The Sunday pre-game was a little different as I found my seat before the Broncos-Raiders match up. The national anthem was about to begin and all eyes were fixated on the sidelines. Would the players and teams continue to take a knee in a unified effort to protest the inequality that exists in our society, the unfair treatment of others based on race, gender, sexual orientation, and social status? And would the crowd erupt in boos to show their disappointment at the millionaire football players who disrespect the flag, the sport, the country, and even our US Military? This game featured neither as the players joined hands, but stood, while the fans stayed quiet. But the debate continues.

For those players that take a knee and the millions that support them, you are not wrong. Our Nation’s 1st Amendment rights protects you to stand up for, or take a knee for, issues that need attention in our society. No one can deny that our country’s treatment of African Americans historically has been an embarrassment.

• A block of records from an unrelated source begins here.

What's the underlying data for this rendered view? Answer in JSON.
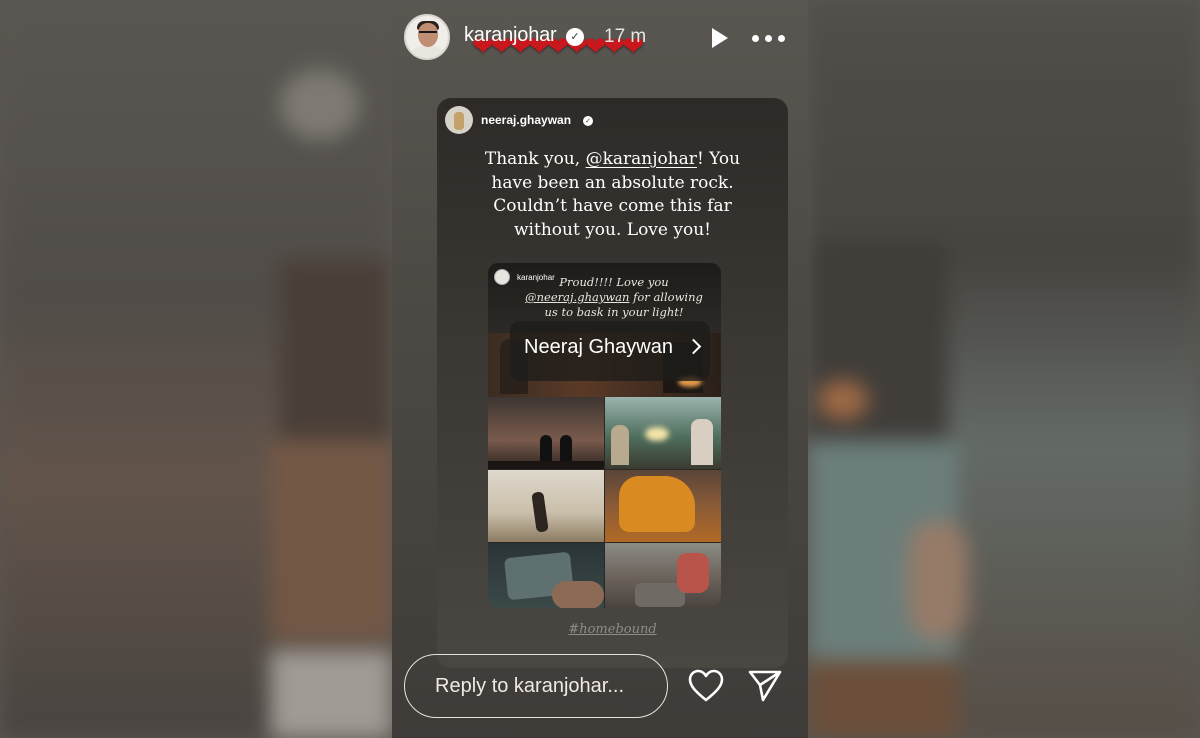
{
  "header": {
    "username": "karanjohar",
    "time": "17 m",
    "hearts": "❤❤❤❤❤❤❤❤❤"
  },
  "reshare": {
    "author": "neeraj.ghaywan",
    "caption_before": "Thank you, ",
    "caption_mention": "@karanjohar",
    "caption_after": "! You have been an absolute rock. Couldn’t have come this far without you. Love you!",
    "inner_post": {
      "author": "karanjohar",
      "caption_line1": "Proud!!!! Love you",
      "caption_mention": "@neeraj.ghaywan",
      "caption_line2": " for allowing",
      "caption_line3": "us to bask in your light!",
      "link_sticker": "Neeraj Ghaywan"
    },
    "hashtag": "#homebound"
  },
  "reply": {
    "placeholder": "Reply to karanjohar..."
  },
  "colors": {
    "heart_red": "#c8181e",
    "text_white": "#ffffff"
  }
}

Slavery, segregation, human rights, police brutality, the fact is that racism is still prevalent in our society. Women’s rights have been obstructed throughout our history as the country still struggles with equal pay, fair treatment, and equal rights in a Nation that didn’t allow women to vote until 1920, almost 150 years after the Declaration of Independence was signed. Protesting, and providing a voice for all races, genders, and social injustices has been a part of our fabric forever, and have come with gathering of support, as well as angry resistance.

Jackie Robinson broke the color barrier when he signed with the Brooklyn Dodgers back in 1947. He played through death threats, racial taunts, and persevered in a time when segregated hotels, bathrooms, and restaurants were commonplace.

“But as I write these words now I cannot stand and sing the national anthem. I have learned that I remain a black in a white world.” Jackie Robinson once wrote.

It should be noted that Robinson served in WWII as a 2nd Lieutenant.

Tommy Smith and John Carlos finished with a gold and bronze medal in the 1968 Summer Olympics. Taking the podium after the 200-meter dash, both raised their black-gloved fists as the anthem played and gave the Black Power salute. The two athletes also removed their shoes, covered up the USA logo on their uniforms, and wore beads to protest inequality, racism, poverty, lynchings, and the slow pace in which the country was dealing with these important issues.

Smith and Carlos were booed loudly, asked to leave the Olympic Stadium, sent home, and were eventually suspended from the US track team.

Sports and protest have existed throughout American history. Billie Jean King threatened to boycott the 1973 US Open in a fight for equal pay, which indirectly helped lead to Title IX. The Indiana Fever of the WNBA all took a knee a year ago, and protests have occurred in the NHL, MLB, Soccer, and multiple other sporting venues. Muhammad Ali was once sentenced to five years in prison for his refusal to join the US Army and serve in Vietnam. An unpopular move that was based on Ali’s religious beliefs as well as the country’s treatment of people of color.

“If I thought the war was going to bring freedom and equality to twenty-two million of my people, they wouldn’t have to draft me. I’d join tomorrow.”

The kneeling during the flag is not a statement to disrespect the country or the military. It simply represents a peaceful protest, discussion, and awareness that the country still has some work to do.

But what about the boo-birds and the millions that support them? They’re not wrong either. In a country where you have the right of free speech, don’t some fans have the right to disagree with the form in which a protest takes place? No one is booing the causes for which the athletes are protesting. They are booing the process in which the athletes chose to make their statement. The flag and the national anthem represent many things, including patriotism, respect, and honor. One could argue that if kneeing down for the Anthem was planned to simply start the conversation, like blocking a freeway with protesters, it has been successful. But if the message is clouded, and misinterpreted by others in its execution, the players and the NFL have a problem.

Did Colin Kaepernick and others make a mistake in including the flag and anthem in their protest, whether planned or not? Potentially. But the bigger problem is that society is so determined to take sides these days that nothing is getting accomplished, and no one is working together. Take a knee and you’re anti-American. Boo the players and you don’t believe in the 1st Amendment, or deny inequality exists.

Instead of finding a side, how about we focus on finding solutions.

Image via Darron Cummings/Associated Press John Leyba/Denver Post

Alan Tapley is an educator, author, and blogger who has lived just outside of Boulder for the last twenty years.  His published work includes two novels, two children’s books, a series of cartoons in the Minneapolis Star-Tribune, and multiple sports related articles. His love for family and the state of Colorado is only matched by one thing, his passion for sports.  The first baseball game he ever attended was at Wrigley Field, before there were lights.  At the final Bronco game at the old Mile High, he allegedly cut out a piece of his seat in the South stands.  But regardless of being here for the Avalanche’s last Stanley Cup, the Rockies only World Series appearance, and all the Broncos’ Super Bowl Victories, his wife never fails to remind him that he wasn’t at the University of Colorado in 1990, like she was.  The year the Buffs football team won the National Championship